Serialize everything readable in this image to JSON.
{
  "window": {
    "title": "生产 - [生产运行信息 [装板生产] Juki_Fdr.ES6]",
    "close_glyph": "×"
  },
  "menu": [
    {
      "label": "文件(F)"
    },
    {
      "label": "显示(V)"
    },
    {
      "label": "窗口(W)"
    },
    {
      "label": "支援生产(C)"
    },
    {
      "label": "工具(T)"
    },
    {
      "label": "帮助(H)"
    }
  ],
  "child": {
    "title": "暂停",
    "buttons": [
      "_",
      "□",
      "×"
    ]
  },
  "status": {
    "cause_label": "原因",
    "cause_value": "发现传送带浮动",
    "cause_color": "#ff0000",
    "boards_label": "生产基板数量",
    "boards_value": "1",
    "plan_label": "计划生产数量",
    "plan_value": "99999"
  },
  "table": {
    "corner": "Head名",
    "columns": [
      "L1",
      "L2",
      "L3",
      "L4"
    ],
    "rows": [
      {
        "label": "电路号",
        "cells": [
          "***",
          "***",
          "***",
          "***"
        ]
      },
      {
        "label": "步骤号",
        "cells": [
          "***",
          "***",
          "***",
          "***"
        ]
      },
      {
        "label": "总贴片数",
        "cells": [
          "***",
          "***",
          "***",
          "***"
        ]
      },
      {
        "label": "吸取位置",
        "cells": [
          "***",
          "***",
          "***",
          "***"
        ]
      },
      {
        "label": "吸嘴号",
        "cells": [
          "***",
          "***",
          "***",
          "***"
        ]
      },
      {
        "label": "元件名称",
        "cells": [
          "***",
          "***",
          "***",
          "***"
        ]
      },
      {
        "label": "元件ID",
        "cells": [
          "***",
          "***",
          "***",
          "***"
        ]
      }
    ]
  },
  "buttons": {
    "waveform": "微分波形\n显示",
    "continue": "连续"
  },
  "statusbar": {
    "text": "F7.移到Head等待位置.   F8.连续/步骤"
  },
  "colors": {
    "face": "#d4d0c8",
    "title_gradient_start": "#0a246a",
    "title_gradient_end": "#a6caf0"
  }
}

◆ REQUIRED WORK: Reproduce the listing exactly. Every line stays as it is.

◆ WRITTEN ANSWER:
Serialize everything readable in this image to JSON.
{
  "window": {
    "title": "生产 - [生产运行信息 [装板生产] Juki_Fdr.ES6]",
    "close_glyph": "×"
  },
  "menu": [
    {
      "label": "文件(F)"
    },
    {
      "label": "显示(V)"
    },
    {
      "label": "窗口(W)"
    },
    {
      "label": "支援生产(C)"
    },
    {
      "label": "工具(T)"
    },
    {
      "label": "帮助(H)"
    }
  ],
  "child": {
    "title": "暂停",
    "buttons": [
      "_",
      "□",
      "×"
    ]
  },
  "status": {
    "cause_label": "原因",
    "cause_value": "发现传送带浮动",
    "cause_color": "#ff0000",
    "boards_label": "生产基板数量",
    "boards_value": "1",
    "plan_label": "计划生产数量",
    "plan_value": "99999"
  },
  "table": {
    "corner": "Head名",
    "columns": [
      "L1",
      "L2",
      "L3",
      "L4"
    ],
    "rows": [
      {
        "label": "电路号",
        "cells": [
          "***",
          "***",
          "***",
          "***"
        ]
      },
      {
        "label": "步骤号",
        "cells": [
          "***",
          "***",
          "***",
          "***"
        ]
      },
      {
        "label": "总贴片数",
        "cells": [
          "***",
          "***",
          "***",
          "***"
        ]
      },
      {
        "label": "吸取位置",
        "cells": [
          "***",
          "***",
          "***",
          "***"
        ]
      },
      {
        "label": "吸嘴号",
        "cells": [
          "***",
          "***",
          "***",
          "***"
        ]
      },
      {
        "label": "元件名称",
        "cells": [
          "***",
          "***",
          "***",
          "***"
        ]
      },
      {
        "label": "元件ID",
        "cells": [
          "***",
          "***",
          "***",
          "***"
        ]
      }
    ]
  },
  "buttons": {
    "waveform": "微分波形\n显示",
    "continue": "连续"
  },
  "statusbar": {
    "text": "F7.移到Head等待位置.   F8.连续/步骤"
  },
  "colors": {
    "face": "#d4d0c8",
    "title_gradient_start": "#0a246a",
    "title_gradient_end": "#a6caf0"
  }
}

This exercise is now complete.